Activity: Without omitting anything, copy every entry word for word.
═════ Supplied material
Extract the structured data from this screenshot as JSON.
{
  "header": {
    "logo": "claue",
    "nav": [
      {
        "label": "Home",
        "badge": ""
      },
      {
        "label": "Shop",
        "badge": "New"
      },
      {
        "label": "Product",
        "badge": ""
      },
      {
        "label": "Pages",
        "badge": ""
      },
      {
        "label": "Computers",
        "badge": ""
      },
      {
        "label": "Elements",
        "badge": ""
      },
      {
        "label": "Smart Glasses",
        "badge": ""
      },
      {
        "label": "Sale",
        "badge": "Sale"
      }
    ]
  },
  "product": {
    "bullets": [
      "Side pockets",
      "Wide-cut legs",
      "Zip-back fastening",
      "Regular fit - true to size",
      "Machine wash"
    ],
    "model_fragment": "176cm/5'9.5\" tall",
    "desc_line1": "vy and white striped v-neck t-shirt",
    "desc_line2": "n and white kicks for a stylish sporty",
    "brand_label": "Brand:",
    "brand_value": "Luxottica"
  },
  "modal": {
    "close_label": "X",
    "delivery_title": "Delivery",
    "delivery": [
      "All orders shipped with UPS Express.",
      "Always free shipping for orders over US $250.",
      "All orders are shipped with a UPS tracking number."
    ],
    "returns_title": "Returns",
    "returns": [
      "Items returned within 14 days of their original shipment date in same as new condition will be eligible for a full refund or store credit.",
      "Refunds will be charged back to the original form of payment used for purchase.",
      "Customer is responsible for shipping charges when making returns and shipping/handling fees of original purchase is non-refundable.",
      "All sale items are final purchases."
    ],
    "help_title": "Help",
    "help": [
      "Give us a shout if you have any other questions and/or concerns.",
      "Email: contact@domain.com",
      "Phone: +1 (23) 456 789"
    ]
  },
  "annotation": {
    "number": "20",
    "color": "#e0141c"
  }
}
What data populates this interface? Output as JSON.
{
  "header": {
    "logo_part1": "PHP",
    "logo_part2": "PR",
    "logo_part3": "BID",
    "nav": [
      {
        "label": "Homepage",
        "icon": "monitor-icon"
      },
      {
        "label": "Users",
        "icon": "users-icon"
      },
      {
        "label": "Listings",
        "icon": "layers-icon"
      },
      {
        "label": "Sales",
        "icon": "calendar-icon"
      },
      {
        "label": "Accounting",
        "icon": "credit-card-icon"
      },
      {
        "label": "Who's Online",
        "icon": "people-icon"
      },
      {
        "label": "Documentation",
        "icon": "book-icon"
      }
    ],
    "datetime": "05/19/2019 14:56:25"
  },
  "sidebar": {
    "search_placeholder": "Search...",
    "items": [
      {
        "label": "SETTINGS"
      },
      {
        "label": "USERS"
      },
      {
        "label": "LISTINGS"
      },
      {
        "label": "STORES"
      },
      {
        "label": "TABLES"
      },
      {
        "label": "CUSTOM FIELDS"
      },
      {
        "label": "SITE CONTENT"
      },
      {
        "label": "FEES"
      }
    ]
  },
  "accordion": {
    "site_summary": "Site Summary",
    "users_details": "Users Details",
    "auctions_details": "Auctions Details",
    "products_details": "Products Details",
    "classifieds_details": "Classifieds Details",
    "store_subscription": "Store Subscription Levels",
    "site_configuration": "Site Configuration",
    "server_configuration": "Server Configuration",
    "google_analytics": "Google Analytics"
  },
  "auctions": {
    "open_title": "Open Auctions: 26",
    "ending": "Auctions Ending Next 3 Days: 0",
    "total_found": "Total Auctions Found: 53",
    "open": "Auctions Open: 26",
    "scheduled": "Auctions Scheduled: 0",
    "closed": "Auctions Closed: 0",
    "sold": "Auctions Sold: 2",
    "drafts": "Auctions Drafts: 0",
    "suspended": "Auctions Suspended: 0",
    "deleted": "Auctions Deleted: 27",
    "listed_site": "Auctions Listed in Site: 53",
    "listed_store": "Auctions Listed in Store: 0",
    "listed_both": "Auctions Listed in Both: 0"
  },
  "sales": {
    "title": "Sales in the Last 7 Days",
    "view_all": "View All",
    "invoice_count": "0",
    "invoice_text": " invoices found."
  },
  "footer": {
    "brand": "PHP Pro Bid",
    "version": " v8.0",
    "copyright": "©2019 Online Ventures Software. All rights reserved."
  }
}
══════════
Written response:
Extract the structured data from this screenshot as JSON.
{
  "header": {
    "logo": "claue",
    "nav": [
      {
        "label": "Home",
        "badge": ""
      },
      {
        "label": "Shop",
        "badge": "New"
      },
      {
        "label": "Product",
        "badge": ""
      },
      {
        "label": "Pages",
        "badge": ""
      },
      {
        "label": "Computers",
        "badge": ""
      },
      {
        "label": "Elements",
        "badge": ""
      },
      {
        "label": "Smart Glasses",
        "badge": ""
      },
      {
        "label": "Sale",
        "badge": "Sale"
      }
    ]
  },
  "product": {
    "bullets": [
      "Side pockets",
      "Wide-cut legs",
      "Zip-back fastening",
      "Regular fit - true to size",
      "Machine wash"
    ],
    "model_fragment": "176cm/5'9.5\" tall",
    "desc_line1": "vy and white striped v-neck t-shirt",
    "desc_line2": "n and white kicks for a stylish sporty",
    "brand_label": "Brand:",
    "brand_value": "Luxottica"
  },
  "modal": {
    "close_label": "X",
    "delivery_title": "Delivery",
    "delivery": [
      "All orders shipped with UPS Express.",
      "Always free shipping for orders over US $250.",
      "All orders are shipped with a UPS tracking number."
    ],
    "returns_title": "Returns",
    "returns": [
      "Items returned within 14 days of their original shipment date in same as new condition will be eligible for a full refund or store credit.",
      "Refunds will be charged back to the original form of payment used for purchase.",
      "Customer is responsible for shipping charges when making returns and shipping/handling fees of original purchase is non-refundable.",
      "All sale items are final purchases."
    ],
    "help_title": "Help",
    "help": [
      "Give us a shout if you have any other questions and/or concerns.",
      "Email: contact@domain.com",
      "Phone: +1 (23) 456 789"
    ]
  },
  "annotation": {
    "number": "20",
    "color": "#e0141c"
  }
}
What data populates this interface? Output as JSON.
{
  "header": {
    "logo_part1": "PHP",
    "logo_part2": "PR",
    "logo_part3": "BID",
    "nav": [
      {
        "label": "Homepage",
        "icon": "monitor-icon"
      },
      {
        "label": "Users",
        "icon": "users-icon"
      },
      {
        "label": "Listings",
        "icon": "layers-icon"
      },
      {
        "label": "Sales",
        "icon": "calendar-icon"
      },
      {
        "label": "Accounting",
        "icon": "credit-card-icon"
      },
      {
        "label": "Who's Online",
        "icon": "people-icon"
      },
      {
        "label": "Documentation",
        "icon": "book-icon"
      }
    ],
    "datetime": "05/19/2019 14:56:25"
  },
  "sidebar": {
    "search_placeholder": "Search...",
    "items": [
      {
        "label": "SETTINGS"
      },
      {
        "label": "USERS"
      },
      {
        "label": "LISTINGS"
      },
      {
        "label": "STORES"
      },
      {
        "label": "TABLES"
      },
      {
        "label": "CUSTOM FIELDS"
      },
      {
        "label": "SITE CONTENT"
      },
      {
        "label": "FEES"
      }
    ]
  },
  "accordion": {
    "site_summary": "Site Summary",
    "users_details": "Users Details",
    "auctions_details": "Auctions Details",
    "products_details": "Products Details",
    "classifieds_details": "Classifieds Details",
    "store_subscription": "Store Subscription Levels",
    "site_configuration": "Site Configuration",
    "server_configuration": "Server Configuration",
    "google_analytics": "Google Analytics"
  },
  "auctions": {
    "open_title": "Open Auctions: 26",
    "ending": "Auctions Ending Next 3 Days: 0",
    "total_found": "Total Auctions Found: 53",
    "open": "Auctions Open: 26",
    "scheduled": "Auctions Scheduled: 0",
    "closed": "Auctions Closed: 0",
    "sold": "Auctions Sold: 2",
    "drafts": "Auctions Drafts: 0",
    "suspended": "Auctions Suspended: 0",
    "deleted": "Auctions Deleted: 27",
    "listed_site": "Auctions Listed in Site: 53",
    "listed_store": "Auctions Listed in Store: 0",
    "listed_both": "Auctions Listed in Both: 0"
  },
  "sales": {
    "title": "Sales in the Last 7 Days",
    "view_all": "View All",
    "invoice_count": "0",
    "invoice_text": " invoices found."
  },
  "footer": {
    "brand": "PHP Pro Bid",
    "version": " v8.0",
    "copyright": "©2019 Online Ventures Software. All rights reserved."
  }
}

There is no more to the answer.